Try it. Please print the listing that follows word for word, but skip any pictures it holds.

================

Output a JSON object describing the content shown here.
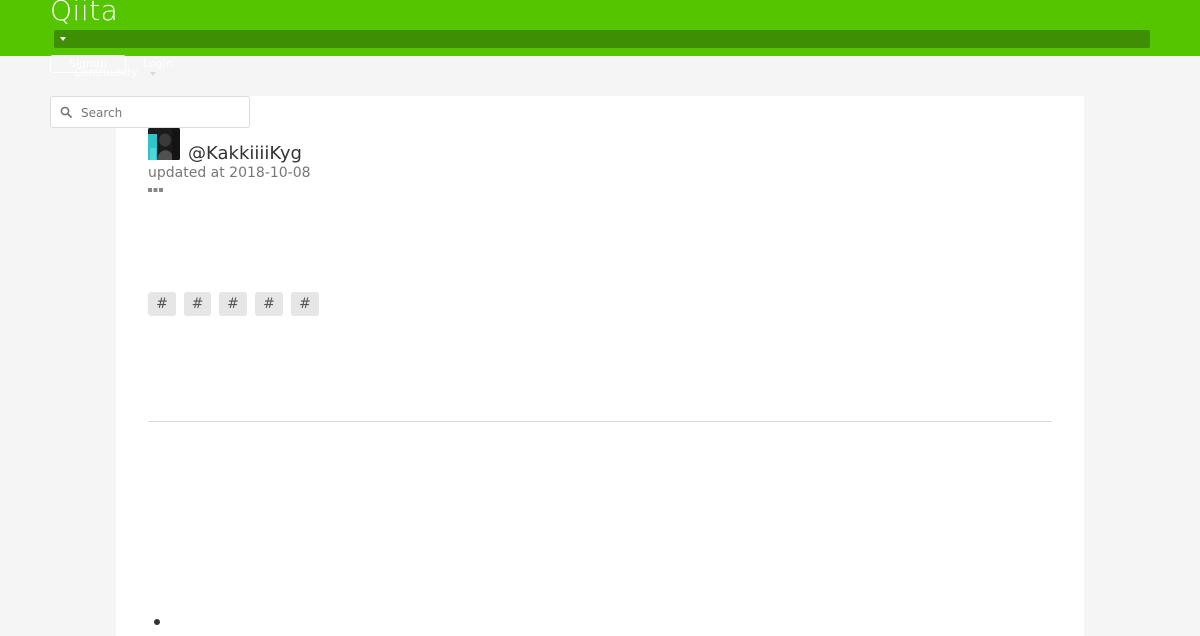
{
  "header": {
    "logo_text": "Qiita",
    "brand_color": "#55c500",
    "signup_label": "Signup",
    "login_label": "Login",
    "community_label": "Community"
  },
  "search": {
    "placeholder": "Search",
    "value": ""
  },
  "article": {
    "username": "@KakkiiiiKyg",
    "updated_at": "updated at 2018-10-08",
    "tags": [
      {
        "label": "#"
      },
      {
        "label": "#"
      },
      {
        "label": "#"
      },
      {
        "label": "#"
      },
      {
        "label": "#"
      }
    ]
  },
  "icons": {
    "search": "search-icon",
    "caret": "caret-down-icon",
    "more": "more-icon"
  }
}
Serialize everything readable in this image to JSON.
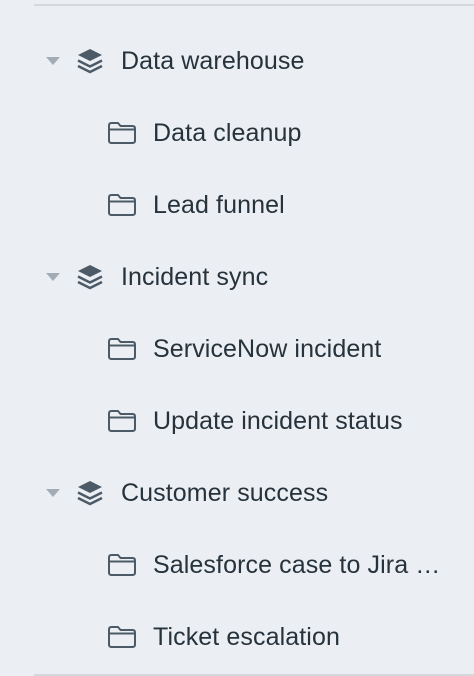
{
  "tree": {
    "groups": [
      {
        "label": "Data warehouse",
        "icon": "layers-icon",
        "expanded": true,
        "children": [
          {
            "label": "Data cleanup",
            "icon": "folder-icon"
          },
          {
            "label": "Lead funnel",
            "icon": "folder-icon"
          }
        ]
      },
      {
        "label": "Incident sync",
        "icon": "layers-icon",
        "expanded": true,
        "children": [
          {
            "label": "ServiceNow incident",
            "icon": "folder-icon"
          },
          {
            "label": "Update incident status",
            "icon": "folder-icon"
          }
        ]
      },
      {
        "label": "Customer success",
        "icon": "layers-icon",
        "expanded": true,
        "children": [
          {
            "label": "Salesforce case to Jira …",
            "icon": "folder-icon"
          },
          {
            "label": "Ticket escalation",
            "icon": "folder-icon"
          }
        ]
      }
    ]
  },
  "colors": {
    "background": "#ebeef2",
    "text": "#26323c",
    "icon": "#4c5966",
    "caret": "#a3abb4",
    "divider": "#d4d8dd"
  }
}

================

Solution.
Output a JSON object describing the content shown here.
{
  "header": {
    "logo_text": "Qiita",
    "brand_color": "#55c500",
    "signup_label": "Signup",
    "login_label": "Login",
    "community_label": "Community"
  },
  "search": {
    "placeholder": "Search",
    "value": ""
  },
  "article": {
    "username": "@KakkiiiiKyg",
    "updated_at": "updated at 2018-10-08",
    "tags": [
      {
        "label": "#"
      },
      {
        "label": "#"
      },
      {
        "label": "#"
      },
      {
        "label": "#"
      },
      {
        "label": "#"
      }
    ]
  },
  "icons": {
    "search": "search-icon",
    "caret": "caret-down-icon",
    "more": "more-icon"
  }
}
Serialize everything readable in this image to JSON.
{
  "tree": {
    "groups": [
      {
        "label": "Data warehouse",
        "icon": "layers-icon",
        "expanded": true,
        "children": [
          {
            "label": "Data cleanup",
            "icon": "folder-icon"
          },
          {
            "label": "Lead funnel",
            "icon": "folder-icon"
          }
        ]
      },
      {
        "label": "Incident sync",
        "icon": "layers-icon",
        "expanded": true,
        "children": [
          {
            "label": "ServiceNow incident",
            "icon": "folder-icon"
          },
          {
            "label": "Update incident status",
            "icon": "folder-icon"
          }
        ]
      },
      {
        "label": "Customer success",
        "icon": "layers-icon",
        "expanded": true,
        "children": [
          {
            "label": "Salesforce case to Jira …",
            "icon": "folder-icon"
          },
          {
            "label": "Ticket escalation",
            "icon": "folder-icon"
          }
        ]
      }
    ]
  },
  "colors": {
    "background": "#ebeef2",
    "text": "#26323c",
    "icon": "#4c5966",
    "caret": "#a3abb4",
    "divider": "#d4d8dd"
  }
}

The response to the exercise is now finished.